> [TASK DIRECTIONS]
Across the records below, count the lines that contain "SKOLAN" and write down only the count.

==== TASK INPUTS

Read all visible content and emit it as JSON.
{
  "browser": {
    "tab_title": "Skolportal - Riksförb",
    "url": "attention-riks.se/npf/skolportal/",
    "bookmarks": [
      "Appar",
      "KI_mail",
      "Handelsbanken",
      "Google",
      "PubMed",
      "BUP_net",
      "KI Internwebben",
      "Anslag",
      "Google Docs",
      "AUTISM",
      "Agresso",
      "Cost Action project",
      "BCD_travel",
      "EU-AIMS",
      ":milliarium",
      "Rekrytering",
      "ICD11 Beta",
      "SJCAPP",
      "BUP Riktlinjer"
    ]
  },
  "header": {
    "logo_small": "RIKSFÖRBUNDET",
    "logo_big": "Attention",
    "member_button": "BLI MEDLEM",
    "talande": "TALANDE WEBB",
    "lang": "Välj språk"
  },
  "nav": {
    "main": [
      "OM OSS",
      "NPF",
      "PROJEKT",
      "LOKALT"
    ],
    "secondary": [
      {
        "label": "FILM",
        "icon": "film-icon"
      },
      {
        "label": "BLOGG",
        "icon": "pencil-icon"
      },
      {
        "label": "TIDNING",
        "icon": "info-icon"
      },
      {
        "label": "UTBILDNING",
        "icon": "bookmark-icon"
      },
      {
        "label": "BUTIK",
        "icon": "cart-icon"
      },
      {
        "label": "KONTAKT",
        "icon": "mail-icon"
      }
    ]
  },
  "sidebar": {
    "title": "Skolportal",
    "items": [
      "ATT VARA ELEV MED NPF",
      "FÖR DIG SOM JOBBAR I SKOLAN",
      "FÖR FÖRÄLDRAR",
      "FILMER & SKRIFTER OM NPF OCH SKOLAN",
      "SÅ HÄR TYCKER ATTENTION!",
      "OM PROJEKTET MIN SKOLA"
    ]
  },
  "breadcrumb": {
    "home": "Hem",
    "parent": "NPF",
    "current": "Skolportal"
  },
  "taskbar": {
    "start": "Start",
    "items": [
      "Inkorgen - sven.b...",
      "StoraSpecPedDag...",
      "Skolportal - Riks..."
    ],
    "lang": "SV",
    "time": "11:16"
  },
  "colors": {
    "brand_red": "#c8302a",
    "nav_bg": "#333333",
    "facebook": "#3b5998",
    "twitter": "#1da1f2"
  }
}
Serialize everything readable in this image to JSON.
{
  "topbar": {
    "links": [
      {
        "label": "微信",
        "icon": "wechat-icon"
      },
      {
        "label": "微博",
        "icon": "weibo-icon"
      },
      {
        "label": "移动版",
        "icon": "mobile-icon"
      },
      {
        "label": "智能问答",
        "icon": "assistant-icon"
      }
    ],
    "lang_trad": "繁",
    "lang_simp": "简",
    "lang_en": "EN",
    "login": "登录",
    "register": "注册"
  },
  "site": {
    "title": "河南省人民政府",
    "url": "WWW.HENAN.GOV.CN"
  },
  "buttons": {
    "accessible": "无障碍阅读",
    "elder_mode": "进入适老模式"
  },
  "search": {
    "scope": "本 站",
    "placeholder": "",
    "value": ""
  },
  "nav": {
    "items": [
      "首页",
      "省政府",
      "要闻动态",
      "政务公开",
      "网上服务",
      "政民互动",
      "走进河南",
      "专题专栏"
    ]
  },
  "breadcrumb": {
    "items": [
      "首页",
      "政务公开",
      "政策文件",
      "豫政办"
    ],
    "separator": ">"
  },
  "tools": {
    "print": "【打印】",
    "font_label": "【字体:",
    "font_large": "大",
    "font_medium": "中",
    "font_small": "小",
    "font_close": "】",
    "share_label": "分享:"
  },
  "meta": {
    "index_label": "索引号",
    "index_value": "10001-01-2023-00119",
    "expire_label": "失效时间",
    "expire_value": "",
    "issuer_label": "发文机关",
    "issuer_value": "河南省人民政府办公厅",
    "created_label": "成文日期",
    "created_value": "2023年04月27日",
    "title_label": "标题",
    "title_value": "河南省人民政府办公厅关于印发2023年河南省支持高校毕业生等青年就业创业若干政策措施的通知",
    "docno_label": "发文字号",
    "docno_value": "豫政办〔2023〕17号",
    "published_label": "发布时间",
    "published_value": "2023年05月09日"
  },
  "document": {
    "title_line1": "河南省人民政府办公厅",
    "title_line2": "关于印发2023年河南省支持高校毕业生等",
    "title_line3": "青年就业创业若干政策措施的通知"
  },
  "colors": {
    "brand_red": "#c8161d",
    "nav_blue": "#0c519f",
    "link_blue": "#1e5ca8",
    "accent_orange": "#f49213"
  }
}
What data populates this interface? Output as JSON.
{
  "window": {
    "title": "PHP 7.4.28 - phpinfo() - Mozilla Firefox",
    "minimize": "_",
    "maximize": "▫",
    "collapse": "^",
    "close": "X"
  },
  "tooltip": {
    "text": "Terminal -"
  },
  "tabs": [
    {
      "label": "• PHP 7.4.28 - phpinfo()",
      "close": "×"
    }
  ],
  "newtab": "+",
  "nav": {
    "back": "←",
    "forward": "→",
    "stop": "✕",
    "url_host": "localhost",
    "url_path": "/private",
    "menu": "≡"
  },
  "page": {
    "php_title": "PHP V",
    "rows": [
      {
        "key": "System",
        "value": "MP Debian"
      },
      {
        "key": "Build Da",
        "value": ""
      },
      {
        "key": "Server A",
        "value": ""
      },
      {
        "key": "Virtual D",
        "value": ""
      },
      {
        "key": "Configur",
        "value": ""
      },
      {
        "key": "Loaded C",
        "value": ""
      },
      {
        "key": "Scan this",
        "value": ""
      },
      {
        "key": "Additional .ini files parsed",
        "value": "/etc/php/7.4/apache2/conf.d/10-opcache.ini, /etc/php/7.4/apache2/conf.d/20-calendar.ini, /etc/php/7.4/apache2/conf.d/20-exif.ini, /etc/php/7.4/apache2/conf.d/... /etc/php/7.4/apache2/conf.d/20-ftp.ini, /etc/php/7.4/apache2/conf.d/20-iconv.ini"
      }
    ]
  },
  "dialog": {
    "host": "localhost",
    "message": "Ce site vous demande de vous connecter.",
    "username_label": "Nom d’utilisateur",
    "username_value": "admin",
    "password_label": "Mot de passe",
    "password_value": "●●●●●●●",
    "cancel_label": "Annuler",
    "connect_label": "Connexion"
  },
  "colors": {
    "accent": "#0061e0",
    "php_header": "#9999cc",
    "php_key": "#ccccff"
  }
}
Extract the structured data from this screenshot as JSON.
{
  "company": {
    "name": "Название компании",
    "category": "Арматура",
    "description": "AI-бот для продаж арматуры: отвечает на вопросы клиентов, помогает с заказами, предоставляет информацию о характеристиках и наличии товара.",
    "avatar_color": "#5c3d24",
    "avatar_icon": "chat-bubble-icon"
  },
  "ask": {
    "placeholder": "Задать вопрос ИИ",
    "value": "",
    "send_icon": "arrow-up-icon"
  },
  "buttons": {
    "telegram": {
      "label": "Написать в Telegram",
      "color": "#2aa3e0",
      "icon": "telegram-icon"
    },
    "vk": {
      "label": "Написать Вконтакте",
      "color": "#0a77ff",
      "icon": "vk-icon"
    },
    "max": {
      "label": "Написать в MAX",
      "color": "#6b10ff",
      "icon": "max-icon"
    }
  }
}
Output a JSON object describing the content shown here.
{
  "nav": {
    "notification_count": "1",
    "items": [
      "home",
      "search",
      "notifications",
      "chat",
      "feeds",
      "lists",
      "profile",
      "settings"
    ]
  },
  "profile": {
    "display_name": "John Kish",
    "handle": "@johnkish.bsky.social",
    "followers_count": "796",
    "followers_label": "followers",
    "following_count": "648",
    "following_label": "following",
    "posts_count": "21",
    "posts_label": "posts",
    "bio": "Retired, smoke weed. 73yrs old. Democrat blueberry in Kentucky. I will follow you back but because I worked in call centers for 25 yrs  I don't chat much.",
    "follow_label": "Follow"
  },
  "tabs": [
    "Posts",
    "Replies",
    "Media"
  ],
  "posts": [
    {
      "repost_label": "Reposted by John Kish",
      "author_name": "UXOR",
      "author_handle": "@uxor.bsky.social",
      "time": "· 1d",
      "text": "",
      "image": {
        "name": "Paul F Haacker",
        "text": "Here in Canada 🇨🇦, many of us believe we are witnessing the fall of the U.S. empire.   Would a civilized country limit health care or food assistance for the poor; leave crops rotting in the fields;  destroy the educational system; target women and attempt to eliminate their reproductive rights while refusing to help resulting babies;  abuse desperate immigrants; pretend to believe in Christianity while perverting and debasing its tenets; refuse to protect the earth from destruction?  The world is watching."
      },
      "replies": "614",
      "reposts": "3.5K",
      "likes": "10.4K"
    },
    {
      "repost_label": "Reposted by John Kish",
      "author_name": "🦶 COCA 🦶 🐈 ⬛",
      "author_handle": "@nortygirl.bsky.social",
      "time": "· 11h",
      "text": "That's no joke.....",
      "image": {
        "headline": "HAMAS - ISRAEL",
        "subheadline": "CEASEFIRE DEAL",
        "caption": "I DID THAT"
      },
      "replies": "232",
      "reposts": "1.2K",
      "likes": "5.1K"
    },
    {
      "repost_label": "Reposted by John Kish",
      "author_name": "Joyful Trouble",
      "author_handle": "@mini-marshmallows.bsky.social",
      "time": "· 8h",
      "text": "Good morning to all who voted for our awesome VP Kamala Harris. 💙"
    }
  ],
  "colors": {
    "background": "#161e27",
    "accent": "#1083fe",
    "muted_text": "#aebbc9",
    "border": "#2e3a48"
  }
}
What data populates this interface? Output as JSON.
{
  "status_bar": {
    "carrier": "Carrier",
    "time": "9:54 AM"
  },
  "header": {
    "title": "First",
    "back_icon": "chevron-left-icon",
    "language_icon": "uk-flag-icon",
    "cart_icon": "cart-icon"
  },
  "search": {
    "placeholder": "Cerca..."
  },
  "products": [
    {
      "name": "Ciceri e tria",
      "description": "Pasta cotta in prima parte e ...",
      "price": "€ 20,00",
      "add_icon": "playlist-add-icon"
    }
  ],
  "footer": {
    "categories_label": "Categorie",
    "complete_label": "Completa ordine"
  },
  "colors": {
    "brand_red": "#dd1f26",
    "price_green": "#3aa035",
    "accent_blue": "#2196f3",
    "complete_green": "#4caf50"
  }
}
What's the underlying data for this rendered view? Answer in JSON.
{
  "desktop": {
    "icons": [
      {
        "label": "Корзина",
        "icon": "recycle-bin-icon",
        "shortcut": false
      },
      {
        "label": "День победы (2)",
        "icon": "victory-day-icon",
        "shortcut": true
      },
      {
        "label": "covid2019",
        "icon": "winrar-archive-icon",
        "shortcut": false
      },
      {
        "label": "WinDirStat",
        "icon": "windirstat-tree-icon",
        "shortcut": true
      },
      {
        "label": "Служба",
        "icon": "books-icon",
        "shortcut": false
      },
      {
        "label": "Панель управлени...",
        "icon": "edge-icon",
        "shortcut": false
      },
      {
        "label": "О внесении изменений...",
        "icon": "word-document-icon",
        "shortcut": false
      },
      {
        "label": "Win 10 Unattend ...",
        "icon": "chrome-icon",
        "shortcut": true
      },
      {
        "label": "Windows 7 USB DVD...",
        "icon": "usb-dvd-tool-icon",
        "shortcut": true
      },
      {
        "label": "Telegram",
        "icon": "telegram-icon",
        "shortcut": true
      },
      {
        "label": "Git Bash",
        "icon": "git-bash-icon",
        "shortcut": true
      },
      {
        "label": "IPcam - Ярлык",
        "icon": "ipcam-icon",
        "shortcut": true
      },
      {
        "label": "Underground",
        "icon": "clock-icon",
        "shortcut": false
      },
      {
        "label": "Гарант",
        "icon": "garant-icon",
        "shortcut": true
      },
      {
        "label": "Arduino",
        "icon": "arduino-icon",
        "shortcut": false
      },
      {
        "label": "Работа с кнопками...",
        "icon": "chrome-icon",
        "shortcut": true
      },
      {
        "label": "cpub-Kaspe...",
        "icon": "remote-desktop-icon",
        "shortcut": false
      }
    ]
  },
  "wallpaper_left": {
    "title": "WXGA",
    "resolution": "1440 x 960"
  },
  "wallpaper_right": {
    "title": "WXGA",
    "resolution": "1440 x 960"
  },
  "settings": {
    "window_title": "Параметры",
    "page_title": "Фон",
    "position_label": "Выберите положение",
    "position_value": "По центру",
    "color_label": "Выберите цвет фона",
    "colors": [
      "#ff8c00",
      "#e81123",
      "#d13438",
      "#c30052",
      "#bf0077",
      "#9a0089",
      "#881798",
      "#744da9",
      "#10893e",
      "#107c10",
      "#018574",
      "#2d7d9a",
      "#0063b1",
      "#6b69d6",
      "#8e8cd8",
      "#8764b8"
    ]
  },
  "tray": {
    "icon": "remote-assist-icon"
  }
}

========

> [RESULT OF THE TASK]
2